After filming the R.M., I let the producers know that I was also a "practicing musician." They asked me to cover a hymn for the soundtrack. I picked my favorite, "If You Could Hie to Kolob." They then asked me to cover a song for their upcoming Christmas album. I chose "I Believe in Santa Claus."
At the end of 2002, an actor friend of mine, Will Swenson, sent me an email with a script about a boy band. In 2003, we recorded a pop album and filmed a "making of the band" mockumentary called "Sons of Provo".
A song of mine from the "Sons of Provo" soundtrack, "Beautiful Inside", caught the attention of filmmaker Christian Vuissa. Christian and I had met earlier that year during pre-production of his film "Baptists at Our Barbecue". We hit it off as friends and talked of working together. We recorded the album "Inside" during December of 2004.
May 2, 2006: My second solo album "Braver Days" is released with Nathan DeVore as producer. This is a more intimate album than my first one. The songs are about taking chances and finding the courage to be better. After listening, you may feel motivated to forgive a brother, realize how great your family is, or take the leap of faith that you have been avoiding. Each song will say what it needs to say to each listener. Every detail in every song on this album has a purpose.
Kirby has released five successful albums, performed across the country, and has songs featured in four films. The release of his latest album, “The Elm Tree,” is his “most compelling and best yet”, says producer Nathan DeVore. Kirby’s sound is reminiscent of great artists like Paul Simon, Josh Radin, Jack Johnson, and David Wilcox. His music is “evocative, honest, and beautiful; every song is emotive and brilliant, soulful and interesting.”
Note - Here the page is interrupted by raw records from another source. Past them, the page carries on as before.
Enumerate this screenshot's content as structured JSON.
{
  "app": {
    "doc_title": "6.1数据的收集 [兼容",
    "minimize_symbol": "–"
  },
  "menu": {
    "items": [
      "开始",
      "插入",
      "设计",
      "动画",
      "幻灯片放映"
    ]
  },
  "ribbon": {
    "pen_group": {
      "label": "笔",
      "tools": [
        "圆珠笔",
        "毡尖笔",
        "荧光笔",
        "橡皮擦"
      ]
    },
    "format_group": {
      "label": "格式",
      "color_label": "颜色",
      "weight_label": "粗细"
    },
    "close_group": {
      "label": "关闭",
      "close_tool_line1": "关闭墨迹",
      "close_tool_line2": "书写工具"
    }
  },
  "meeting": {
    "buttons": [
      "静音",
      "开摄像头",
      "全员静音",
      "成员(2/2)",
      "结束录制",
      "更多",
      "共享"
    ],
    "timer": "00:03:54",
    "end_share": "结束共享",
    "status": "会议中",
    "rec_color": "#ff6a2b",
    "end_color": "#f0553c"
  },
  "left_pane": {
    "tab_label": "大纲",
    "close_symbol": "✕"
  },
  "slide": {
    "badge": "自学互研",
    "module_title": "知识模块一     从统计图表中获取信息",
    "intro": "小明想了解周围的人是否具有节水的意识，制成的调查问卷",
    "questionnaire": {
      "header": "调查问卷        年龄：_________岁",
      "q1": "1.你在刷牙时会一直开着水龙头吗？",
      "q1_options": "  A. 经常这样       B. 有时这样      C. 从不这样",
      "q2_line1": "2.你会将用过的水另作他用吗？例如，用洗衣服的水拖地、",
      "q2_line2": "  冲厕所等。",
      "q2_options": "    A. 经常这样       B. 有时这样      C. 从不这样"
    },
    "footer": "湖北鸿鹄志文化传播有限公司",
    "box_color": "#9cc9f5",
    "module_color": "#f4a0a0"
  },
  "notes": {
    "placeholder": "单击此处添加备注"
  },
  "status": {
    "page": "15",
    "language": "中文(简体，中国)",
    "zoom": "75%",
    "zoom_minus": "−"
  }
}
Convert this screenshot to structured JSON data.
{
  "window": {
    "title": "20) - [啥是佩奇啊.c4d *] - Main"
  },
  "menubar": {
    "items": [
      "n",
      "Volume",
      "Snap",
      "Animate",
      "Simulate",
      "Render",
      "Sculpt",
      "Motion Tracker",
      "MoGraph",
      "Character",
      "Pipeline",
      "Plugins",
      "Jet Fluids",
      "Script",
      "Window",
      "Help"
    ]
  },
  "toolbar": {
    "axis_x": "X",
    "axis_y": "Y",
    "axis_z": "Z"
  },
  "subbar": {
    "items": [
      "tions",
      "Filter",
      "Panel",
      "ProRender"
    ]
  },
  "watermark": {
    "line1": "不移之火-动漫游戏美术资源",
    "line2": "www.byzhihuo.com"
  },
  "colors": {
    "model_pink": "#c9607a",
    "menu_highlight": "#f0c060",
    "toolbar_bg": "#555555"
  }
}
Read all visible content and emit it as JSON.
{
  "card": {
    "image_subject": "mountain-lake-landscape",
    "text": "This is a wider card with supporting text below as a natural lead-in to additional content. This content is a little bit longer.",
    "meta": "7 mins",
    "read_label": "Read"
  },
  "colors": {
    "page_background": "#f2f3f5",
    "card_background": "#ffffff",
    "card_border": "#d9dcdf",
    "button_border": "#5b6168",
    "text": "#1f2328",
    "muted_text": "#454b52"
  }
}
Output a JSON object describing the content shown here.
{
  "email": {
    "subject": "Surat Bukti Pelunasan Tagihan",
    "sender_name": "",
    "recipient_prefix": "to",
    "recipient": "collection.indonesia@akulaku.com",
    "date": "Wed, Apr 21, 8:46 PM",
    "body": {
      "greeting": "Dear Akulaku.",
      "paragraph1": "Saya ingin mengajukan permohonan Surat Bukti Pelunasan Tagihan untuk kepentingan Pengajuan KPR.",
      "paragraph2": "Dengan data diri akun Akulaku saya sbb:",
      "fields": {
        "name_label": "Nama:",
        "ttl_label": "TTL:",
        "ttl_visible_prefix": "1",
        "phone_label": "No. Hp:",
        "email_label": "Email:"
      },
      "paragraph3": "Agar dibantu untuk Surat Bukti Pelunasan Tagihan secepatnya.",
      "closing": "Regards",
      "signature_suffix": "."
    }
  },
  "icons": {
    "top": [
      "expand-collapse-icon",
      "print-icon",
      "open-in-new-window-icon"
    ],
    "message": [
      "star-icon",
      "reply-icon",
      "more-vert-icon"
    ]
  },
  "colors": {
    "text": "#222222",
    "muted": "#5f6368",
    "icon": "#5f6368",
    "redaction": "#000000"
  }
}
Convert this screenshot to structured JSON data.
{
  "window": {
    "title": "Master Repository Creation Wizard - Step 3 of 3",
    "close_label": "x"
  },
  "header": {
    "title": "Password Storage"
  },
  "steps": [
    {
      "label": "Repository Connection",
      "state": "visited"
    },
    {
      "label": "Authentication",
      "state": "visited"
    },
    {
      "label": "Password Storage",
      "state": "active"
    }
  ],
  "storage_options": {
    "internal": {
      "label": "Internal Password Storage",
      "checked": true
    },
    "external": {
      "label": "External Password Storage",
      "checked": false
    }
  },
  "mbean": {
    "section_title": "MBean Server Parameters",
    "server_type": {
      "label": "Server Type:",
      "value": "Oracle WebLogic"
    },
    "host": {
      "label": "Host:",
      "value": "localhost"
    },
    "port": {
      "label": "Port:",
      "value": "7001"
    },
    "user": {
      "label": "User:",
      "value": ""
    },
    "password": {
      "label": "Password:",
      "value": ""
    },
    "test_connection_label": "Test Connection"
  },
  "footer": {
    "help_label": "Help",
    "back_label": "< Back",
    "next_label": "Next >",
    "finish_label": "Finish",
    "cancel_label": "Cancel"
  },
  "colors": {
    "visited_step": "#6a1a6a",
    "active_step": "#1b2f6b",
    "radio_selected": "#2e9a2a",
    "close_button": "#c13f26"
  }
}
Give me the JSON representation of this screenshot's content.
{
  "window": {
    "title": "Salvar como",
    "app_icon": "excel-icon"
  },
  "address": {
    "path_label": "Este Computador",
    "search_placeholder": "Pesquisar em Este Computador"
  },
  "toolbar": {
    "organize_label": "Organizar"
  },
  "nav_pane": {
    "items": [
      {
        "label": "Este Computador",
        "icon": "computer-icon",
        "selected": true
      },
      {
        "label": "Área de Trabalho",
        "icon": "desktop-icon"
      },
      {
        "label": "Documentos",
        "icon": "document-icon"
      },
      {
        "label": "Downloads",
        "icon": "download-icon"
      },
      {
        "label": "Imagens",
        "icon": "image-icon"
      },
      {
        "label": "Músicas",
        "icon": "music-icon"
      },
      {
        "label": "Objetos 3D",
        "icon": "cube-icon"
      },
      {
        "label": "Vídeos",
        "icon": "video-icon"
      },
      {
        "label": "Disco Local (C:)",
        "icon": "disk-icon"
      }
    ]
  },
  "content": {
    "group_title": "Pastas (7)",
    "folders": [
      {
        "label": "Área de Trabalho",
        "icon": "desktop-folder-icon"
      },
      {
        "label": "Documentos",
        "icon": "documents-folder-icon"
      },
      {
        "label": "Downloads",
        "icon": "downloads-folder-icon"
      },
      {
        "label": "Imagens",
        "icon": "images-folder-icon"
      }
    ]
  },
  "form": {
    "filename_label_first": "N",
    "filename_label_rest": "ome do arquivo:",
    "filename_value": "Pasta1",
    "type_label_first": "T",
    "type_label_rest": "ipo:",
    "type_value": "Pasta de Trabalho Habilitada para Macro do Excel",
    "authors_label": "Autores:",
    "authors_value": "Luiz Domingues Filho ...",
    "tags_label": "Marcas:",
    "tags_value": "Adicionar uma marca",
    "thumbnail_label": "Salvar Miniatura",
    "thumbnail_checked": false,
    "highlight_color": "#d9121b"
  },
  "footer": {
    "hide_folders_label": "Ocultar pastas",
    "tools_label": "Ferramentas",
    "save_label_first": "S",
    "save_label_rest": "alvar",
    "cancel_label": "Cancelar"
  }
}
I think with each year that passes, we learn more about life and how we fit into it. This album is about knowing who I am and what is important to me. I am very proud of this album.
Everyone has music. How we shape it and emote it is what makes us unique.
Music is an easy thing to love.